# [Work instruction]
Each of the records below must be reproduced exactly.

# [Source material]

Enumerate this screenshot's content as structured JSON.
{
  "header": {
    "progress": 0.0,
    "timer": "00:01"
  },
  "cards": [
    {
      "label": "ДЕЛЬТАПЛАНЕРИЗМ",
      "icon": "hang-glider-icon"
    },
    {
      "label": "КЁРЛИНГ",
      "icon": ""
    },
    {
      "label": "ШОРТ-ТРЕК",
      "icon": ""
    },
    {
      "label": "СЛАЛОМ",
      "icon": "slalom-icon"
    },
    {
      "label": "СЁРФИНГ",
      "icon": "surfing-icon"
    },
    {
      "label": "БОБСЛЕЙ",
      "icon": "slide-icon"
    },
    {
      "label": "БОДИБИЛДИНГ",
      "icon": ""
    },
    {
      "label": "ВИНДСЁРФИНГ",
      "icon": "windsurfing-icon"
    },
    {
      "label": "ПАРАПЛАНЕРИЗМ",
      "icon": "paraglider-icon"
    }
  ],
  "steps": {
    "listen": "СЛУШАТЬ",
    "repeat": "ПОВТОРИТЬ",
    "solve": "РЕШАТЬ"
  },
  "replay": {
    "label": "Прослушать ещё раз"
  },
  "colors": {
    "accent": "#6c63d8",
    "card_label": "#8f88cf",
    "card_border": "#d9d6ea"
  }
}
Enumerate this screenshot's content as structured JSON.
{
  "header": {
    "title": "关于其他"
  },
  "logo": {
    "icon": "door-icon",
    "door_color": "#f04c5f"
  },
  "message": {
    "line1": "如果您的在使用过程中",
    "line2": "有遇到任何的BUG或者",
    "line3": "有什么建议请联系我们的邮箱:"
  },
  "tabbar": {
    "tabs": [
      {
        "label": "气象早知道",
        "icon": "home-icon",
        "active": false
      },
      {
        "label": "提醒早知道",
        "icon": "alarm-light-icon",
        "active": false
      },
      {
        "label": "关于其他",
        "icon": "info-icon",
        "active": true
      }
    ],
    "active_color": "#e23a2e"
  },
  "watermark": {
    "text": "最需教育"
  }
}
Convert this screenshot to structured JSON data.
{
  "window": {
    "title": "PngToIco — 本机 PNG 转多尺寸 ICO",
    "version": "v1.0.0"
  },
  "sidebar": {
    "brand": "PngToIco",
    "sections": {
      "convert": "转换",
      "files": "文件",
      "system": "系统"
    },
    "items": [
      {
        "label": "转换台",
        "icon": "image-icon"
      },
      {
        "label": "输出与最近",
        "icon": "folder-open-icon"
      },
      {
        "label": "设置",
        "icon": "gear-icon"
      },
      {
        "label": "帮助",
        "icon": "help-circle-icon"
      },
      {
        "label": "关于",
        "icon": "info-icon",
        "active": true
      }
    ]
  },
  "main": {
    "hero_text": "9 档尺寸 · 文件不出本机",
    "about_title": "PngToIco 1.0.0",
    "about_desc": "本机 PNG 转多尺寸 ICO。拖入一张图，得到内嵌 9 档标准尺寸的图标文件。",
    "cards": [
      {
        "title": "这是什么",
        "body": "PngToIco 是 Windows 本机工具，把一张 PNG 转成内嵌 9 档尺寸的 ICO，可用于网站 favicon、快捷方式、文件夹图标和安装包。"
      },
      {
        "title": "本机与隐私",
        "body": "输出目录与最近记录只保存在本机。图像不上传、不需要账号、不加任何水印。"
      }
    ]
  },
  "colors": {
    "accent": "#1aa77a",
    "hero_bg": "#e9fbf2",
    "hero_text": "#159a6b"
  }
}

# [Reply to the task]
Enumerate this screenshot's content as structured JSON.
{
  "header": {
    "progress": 0.0,
    "timer": "00:01"
  },
  "cards": [
    {
      "label": "ДЕЛЬТАПЛАНЕРИЗМ",
      "icon": "hang-glider-icon"
    },
    {
      "label": "КЁРЛИНГ",
      "icon": ""
    },
    {
      "label": "ШОРТ-ТРЕК",
      "icon": ""
    },
    {
      "label": "СЛАЛОМ",
      "icon": "slalom-icon"
    },
    {
      "label": "СЁРФИНГ",
      "icon": "surfing-icon"
    },
    {
      "label": "БОБСЛЕЙ",
      "icon": "slide-icon"
    },
    {
      "label": "БОДИБИЛДИНГ",
      "icon": ""
    },
    {
      "label": "ВИНДСЁРФИНГ",
      "icon": "windsurfing-icon"
    },
    {
      "label": "ПАРАПЛАНЕРИЗМ",
      "icon": "paraglider-icon"
    }
  ],
  "steps": {
    "listen": "СЛУШАТЬ",
    "repeat": "ПОВТОРИТЬ",
    "solve": "РЕШАТЬ"
  },
  "replay": {
    "label": "Прослушать ещё раз"
  },
  "colors": {
    "accent": "#6c63d8",
    "card_label": "#8f88cf",
    "card_border": "#d9d6ea"
  }
}
Enumerate this screenshot's content as structured JSON.
{
  "header": {
    "title": "关于其他"
  },
  "logo": {
    "icon": "door-icon",
    "door_color": "#f04c5f"
  },
  "message": {
    "line1": "如果您的在使用过程中",
    "line2": "有遇到任何的BUG或者",
    "line3": "有什么建议请联系我们的邮箱:"
  },
  "tabbar": {
    "tabs": [
      {
        "label": "气象早知道",
        "icon": "home-icon",
        "active": false
      },
      {
        "label": "提醒早知道",
        "icon": "alarm-light-icon",
        "active": false
      },
      {
        "label": "关于其他",
        "icon": "info-icon",
        "active": true
      }
    ],
    "active_color": "#e23a2e"
  },
  "watermark": {
    "text": "最需教育"
  }
}
Convert this screenshot to structured JSON data.
{
  "window": {
    "title": "PngToIco — 本机 PNG 转多尺寸 ICO",
    "version": "v1.0.0"
  },
  "sidebar": {
    "brand": "PngToIco",
    "sections": {
      "convert": "转换",
      "files": "文件",
      "system": "系统"
    },
    "items": [
      {
        "label": "转换台",
        "icon": "image-icon"
      },
      {
        "label": "输出与最近",
        "icon": "folder-open-icon"
      },
      {
        "label": "设置",
        "icon": "gear-icon"
      },
      {
        "label": "帮助",
        "icon": "help-circle-icon"
      },
      {
        "label": "关于",
        "icon": "info-icon",
        "active": true
      }
    ]
  },
  "main": {
    "hero_text": "9 档尺寸 · 文件不出本机",
    "about_title": "PngToIco 1.0.0",
    "about_desc": "本机 PNG 转多尺寸 ICO。拖入一张图，得到内嵌 9 档标准尺寸的图标文件。",
    "cards": [
      {
        "title": "这是什么",
        "body": "PngToIco 是 Windows 本机工具，把一张 PNG 转成内嵌 9 档尺寸的 ICO，可用于网站 favicon、快捷方式、文件夹图标和安装包。"
      },
      {
        "title": "本机与隐私",
        "body": "输出目录与最近记录只保存在本机。图像不上传、不需要账号、不加任何水印。"
      }
    ]
  },
  "colors": {
    "accent": "#1aa77a",
    "hero_bg": "#e9fbf2",
    "hero_text": "#159a6b"
  }
}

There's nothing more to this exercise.